PROVIDED RECORDS
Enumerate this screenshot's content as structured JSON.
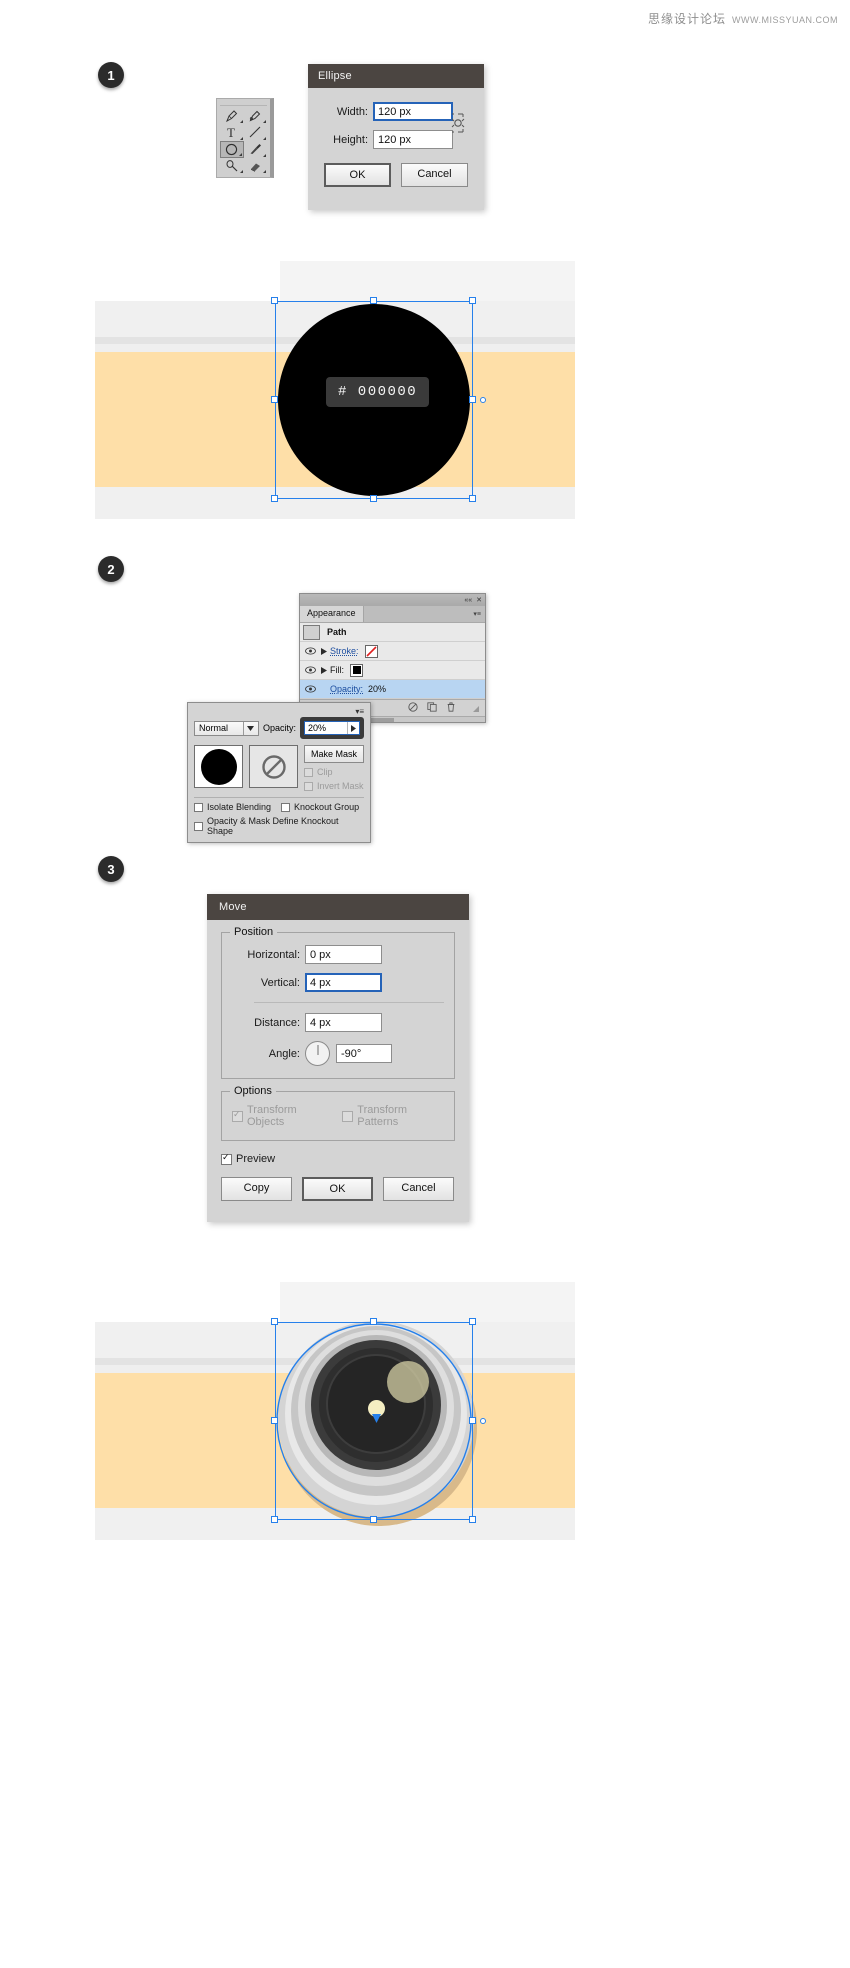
{
  "watermark": {
    "cn": "思缘设计论坛",
    "url": "WWW.MISSYUAN.COM"
  },
  "steps": [
    {
      "number": "1"
    },
    {
      "number": "2"
    },
    {
      "number": "3"
    }
  ],
  "tool_palette": {
    "tools": [
      {
        "name": "pen-tool",
        "has_flyout": true
      },
      {
        "name": "add-anchor-point-tool",
        "has_flyout": true
      },
      {
        "name": "type-tool",
        "has_flyout": true
      },
      {
        "name": "line-segment-tool",
        "has_flyout": true
      },
      {
        "name": "ellipse-tool",
        "has_flyout": true,
        "active": true
      },
      {
        "name": "paintbrush-tool",
        "has_flyout": true
      },
      {
        "name": "pencil-tool",
        "has_flyout": true
      },
      {
        "name": "eraser-tool",
        "has_flyout": true
      }
    ]
  },
  "ellipse_dialog": {
    "title": "Ellipse",
    "fields": [
      {
        "label": "Width:",
        "value": "120 px",
        "focused": true
      },
      {
        "label": "Height:",
        "value": "120 px",
        "focused": false
      }
    ],
    "constrain_icon": "constrain-proportions-icon",
    "buttons": [
      {
        "label": "OK",
        "default": true
      },
      {
        "label": "Cancel",
        "default": false
      }
    ]
  },
  "canvas_top": {
    "hex_label": "# 000000",
    "shape_color": "#000000",
    "band_color": "#fedfa8",
    "body_color": "#f0f0f0",
    "accent_color": "#e3e3e3",
    "selection_color": "#2680eb"
  },
  "appearance_panel": {
    "tab": "Appearance",
    "rows": [
      {
        "type": "header",
        "name": "Path"
      },
      {
        "type": "item",
        "name": "Stroke:",
        "swatch": "none",
        "link": true
      },
      {
        "type": "item",
        "name": "Fill:",
        "swatch": "#000000",
        "link": false
      },
      {
        "type": "item",
        "name": "Opacity:",
        "value": "20%",
        "link": true,
        "selected": true
      }
    ],
    "footer_icons": [
      "no-effect-icon",
      "duplicate-icon",
      "delete-icon"
    ]
  },
  "transparency_panel": {
    "blend_mode": "Normal",
    "opacity_label": "Opacity:",
    "opacity_value": "20%",
    "make_mask_label": "Make Mask",
    "clip_label": "Clip",
    "invert_mask_label": "Invert Mask",
    "isolate_blending_label": "Isolate Blending",
    "knockout_group_label": "Knockout Group",
    "opacity_mask_label": "Opacity & Mask Define Knockout Shape",
    "checkboxes": {
      "clip": {
        "checked": false,
        "disabled": true
      },
      "invert_mask": {
        "checked": false,
        "disabled": true
      },
      "isolate_blending": {
        "checked": false,
        "disabled": false
      },
      "knockout_group": {
        "checked": false,
        "disabled": false
      },
      "opacity_mask": {
        "checked": false,
        "disabled": false
      }
    }
  },
  "move_dialog": {
    "title": "Move",
    "position_legend": "Position",
    "options_legend": "Options",
    "fields": [
      {
        "label": "Horizontal:",
        "value": "0 px",
        "focused": false
      },
      {
        "label": "Vertical:",
        "value": "4 px",
        "focused": true
      },
      {
        "label": "Distance:",
        "value": "4 px",
        "focused": false
      },
      {
        "label": "Angle:",
        "value": "-90°",
        "focused": false
      }
    ],
    "options": [
      {
        "label": "Transform Objects",
        "checked": true,
        "disabled": true
      },
      {
        "label": "Transform Patterns",
        "checked": false,
        "disabled": true
      }
    ],
    "preview": {
      "label": "Preview",
      "checked": true
    },
    "buttons": [
      {
        "label": "Copy",
        "default": false
      },
      {
        "label": "OK",
        "default": true
      },
      {
        "label": "Cancel",
        "default": false
      }
    ]
  },
  "canvas_bottom": {
    "band_color": "#fedfa8",
    "body_color": "#f0f0f0",
    "lens_outer": "#cfcfcf",
    "lens_ring": "#b5b5b5",
    "lens_glass": "#333333",
    "lens_inner": "#2b2b2b",
    "highlight_color": "#c8c39a",
    "dot_color": "#f5eec2",
    "selection_color": "#2680eb"
  }
}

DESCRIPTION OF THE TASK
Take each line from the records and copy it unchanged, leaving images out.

EXERCISE RESPONSE
Enumerate this screenshot's content as structured JSON.
{
  "watermark": {
    "cn": "思缘设计论坛",
    "url": "WWW.MISSYUAN.COM"
  },
  "steps": [
    {
      "number": "1"
    },
    {
      "number": "2"
    },
    {
      "number": "3"
    }
  ],
  "tool_palette": {
    "tools": [
      {
        "name": "pen-tool",
        "has_flyout": true
      },
      {
        "name": "add-anchor-point-tool",
        "has_flyout": true
      },
      {
        "name": "type-tool",
        "has_flyout": true
      },
      {
        "name": "line-segment-tool",
        "has_flyout": true
      },
      {
        "name": "ellipse-tool",
        "has_flyout": true,
        "active": true
      },
      {
        "name": "paintbrush-tool",
        "has_flyout": true
      },
      {
        "name": "pencil-tool",
        "has_flyout": true
      },
      {
        "name": "eraser-tool",
        "has_flyout": true
      }
    ]
  },
  "ellipse_dialog": {
    "title": "Ellipse",
    "fields": [
      {
        "label": "Width:",
        "value": "120 px",
        "focused": true
      },
      {
        "label": "Height:",
        "value": "120 px",
        "focused": false
      }
    ],
    "constrain_icon": "constrain-proportions-icon",
    "buttons": [
      {
        "label": "OK",
        "default": true
      },
      {
        "label": "Cancel",
        "default": false
      }
    ]
  },
  "canvas_top": {
    "hex_label": "# 000000",
    "shape_color": "#000000",
    "band_color": "#fedfa8",
    "body_color": "#f0f0f0",
    "accent_color": "#e3e3e3",
    "selection_color": "#2680eb"
  },
  "appearance_panel": {
    "tab": "Appearance",
    "rows": [
      {
        "type": "header",
        "name": "Path"
      },
      {
        "type": "item",
        "name": "Stroke:",
        "swatch": "none",
        "link": true
      },
      {
        "type": "item",
        "name": "Fill:",
        "swatch": "#000000",
        "link": false
      },
      {
        "type": "item",
        "name": "Opacity:",
        "value": "20%",
        "link": true,
        "selected": true
      }
    ],
    "footer_icons": [
      "no-effect-icon",
      "duplicate-icon",
      "delete-icon"
    ]
  },
  "transparency_panel": {
    "blend_mode": "Normal",
    "opacity_label": "Opacity:",
    "opacity_value": "20%",
    "make_mask_label": "Make Mask",
    "clip_label": "Clip",
    "invert_mask_label": "Invert Mask",
    "isolate_blending_label": "Isolate Blending",
    "knockout_group_label": "Knockout Group",
    "opacity_mask_label": "Opacity & Mask Define Knockout Shape",
    "checkboxes": {
      "clip": {
        "checked": false,
        "disabled": true
      },
      "invert_mask": {
        "checked": false,
        "disabled": true
      },
      "isolate_blending": {
        "checked": false,
        "disabled": false
      },
      "knockout_group": {
        "checked": false,
        "disabled": false
      },
      "opacity_mask": {
        "checked": false,
        "disabled": false
      }
    }
  },
  "move_dialog": {
    "title": "Move",
    "position_legend": "Position",
    "options_legend": "Options",
    "fields": [
      {
        "label": "Horizontal:",
        "value": "0 px",
        "focused": false
      },
      {
        "label": "Vertical:",
        "value": "4 px",
        "focused": true
      },
      {
        "label": "Distance:",
        "value": "4 px",
        "focused": false
      },
      {
        "label": "Angle:",
        "value": "-90°",
        "focused": false
      }
    ],
    "options": [
      {
        "label": "Transform Objects",
        "checked": true,
        "disabled": true
      },
      {
        "label": "Transform Patterns",
        "checked": false,
        "disabled": true
      }
    ],
    "preview": {
      "label": "Preview",
      "checked": true
    },
    "buttons": [
      {
        "label": "Copy",
        "default": false
      },
      {
        "label": "OK",
        "default": true
      },
      {
        "label": "Cancel",
        "default": false
      }
    ]
  },
  "canvas_bottom": {
    "band_color": "#fedfa8",
    "body_color": "#f0f0f0",
    "lens_outer": "#cfcfcf",
    "lens_ring": "#b5b5b5",
    "lens_glass": "#333333",
    "lens_inner": "#2b2b2b",
    "highlight_color": "#c8c39a",
    "dot_color": "#f5eec2",
    "selection_color": "#2680eb"
  }
}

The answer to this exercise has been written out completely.